Okay, so here’s the bad news: home prices are expected to rise by about $9,500, and in today’s market, that’s not something any buyer wants to hear. However, remember: this is only expected to pertain to homes built in or after 2020. If that $9,500 difference is going to make a huge impact on your budget as a home-buyer, then just consider that (like many) you may want to limit your house-hunt to homes that aren’t brand spankin’ new as of 2020. Many of us are currently living in perfectly good homes that were built in the ’90s, ’80s, even the ’60s.
Lower Monthly Utility Bills
As well they should, these new building rules will save consumers about $80/month on their utility bills, so you can figure that this helps to off-sets the problem of rising home prices. The Energy Commission put average total utility savings at $19,000 in today’s dollars over a 30-year period (the time frame of a typical mortgage), taking inflation into account.
This breaks down to saving about $633 per year. Maybe this doesn’t sound hugely significant, but money saved is money saved, right?
So this is definitely a good news/bad news piece of, well, news.
Buyers don’t want to see home prices rise any higher, but the fact of the matter is that, given that these rules only apply to newly built homes, they won’t necessarily present an insurmountable issue for the first-time buyers among us, who can always look to homes built before 2020 for a less expensive purchase.
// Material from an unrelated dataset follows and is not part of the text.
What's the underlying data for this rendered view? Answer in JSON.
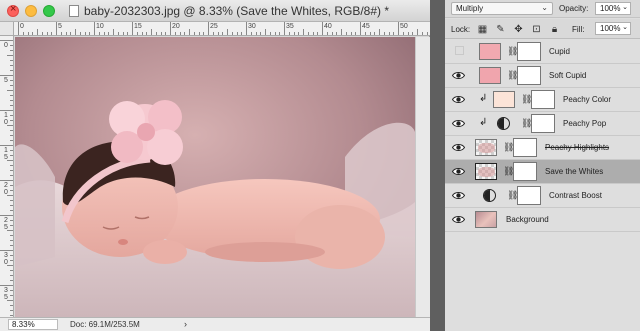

And for those who can afford the $9,500 price hike, they will make their money back from savings on their utility bills in the long-run, plus almost $10k extra.
This will be something to keep an eye on as it is put into practice (the rules do still need to be approved by the California Building Standards Commission later this year in order to pass), but from the outset, this seems like a good move for both homeowners and the environment in the long-run.